» EXERCISE AIM
The listing below holds a line with "Decode this image" and a line with "Read all visible content and emit it as JSON.". Reproduce those two lines exactly, plus everything between them.

» PROVIDED INFORMATION
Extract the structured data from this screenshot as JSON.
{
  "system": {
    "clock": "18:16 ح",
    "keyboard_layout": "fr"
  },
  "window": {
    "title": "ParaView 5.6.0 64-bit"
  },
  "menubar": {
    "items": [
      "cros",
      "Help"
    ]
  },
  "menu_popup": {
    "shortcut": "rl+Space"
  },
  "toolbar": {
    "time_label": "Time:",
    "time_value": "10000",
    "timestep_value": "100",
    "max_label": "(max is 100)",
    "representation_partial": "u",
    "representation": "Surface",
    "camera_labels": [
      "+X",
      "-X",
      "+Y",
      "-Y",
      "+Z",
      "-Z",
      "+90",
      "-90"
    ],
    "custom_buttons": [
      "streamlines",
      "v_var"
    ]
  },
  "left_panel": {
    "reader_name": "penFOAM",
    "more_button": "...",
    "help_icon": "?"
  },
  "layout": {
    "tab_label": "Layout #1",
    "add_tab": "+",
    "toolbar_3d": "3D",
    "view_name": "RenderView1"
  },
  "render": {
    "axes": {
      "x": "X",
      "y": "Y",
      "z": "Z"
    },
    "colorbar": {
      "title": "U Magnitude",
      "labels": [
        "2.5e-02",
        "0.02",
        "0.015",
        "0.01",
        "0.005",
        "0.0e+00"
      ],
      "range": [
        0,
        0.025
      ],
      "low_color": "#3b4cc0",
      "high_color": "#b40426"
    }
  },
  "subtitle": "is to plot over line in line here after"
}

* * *

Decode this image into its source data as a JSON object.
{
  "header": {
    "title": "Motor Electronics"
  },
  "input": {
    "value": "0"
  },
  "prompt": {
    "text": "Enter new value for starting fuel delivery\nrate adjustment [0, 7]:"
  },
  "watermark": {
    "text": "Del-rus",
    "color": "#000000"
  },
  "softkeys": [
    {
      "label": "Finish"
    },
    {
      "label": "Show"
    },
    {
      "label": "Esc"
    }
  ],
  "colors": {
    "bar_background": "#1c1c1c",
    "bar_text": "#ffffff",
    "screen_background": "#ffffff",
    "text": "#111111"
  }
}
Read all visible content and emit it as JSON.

» ANSWER TO THE EXERCISE
Decode this image into its source data as a JSON object.
{
  "header": {
    "title": "Motor Electronics"
  },
  "input": {
    "value": "0"
  },
  "prompt": {
    "text": "Enter new value for starting fuel delivery\nrate adjustment [0, 7]:"
  },
  "watermark": {
    "text": "Del-rus",
    "color": "#000000"
  },
  "softkeys": [
    {
      "label": "Finish"
    },
    {
      "label": "Show"
    },
    {
      "label": "Esc"
    }
  ],
  "colors": {
    "bar_background": "#1c1c1c",
    "bar_text": "#ffffff",
    "screen_background": "#ffffff",
    "text": "#111111"
  }
}
Read all visible content and emit it as JSON.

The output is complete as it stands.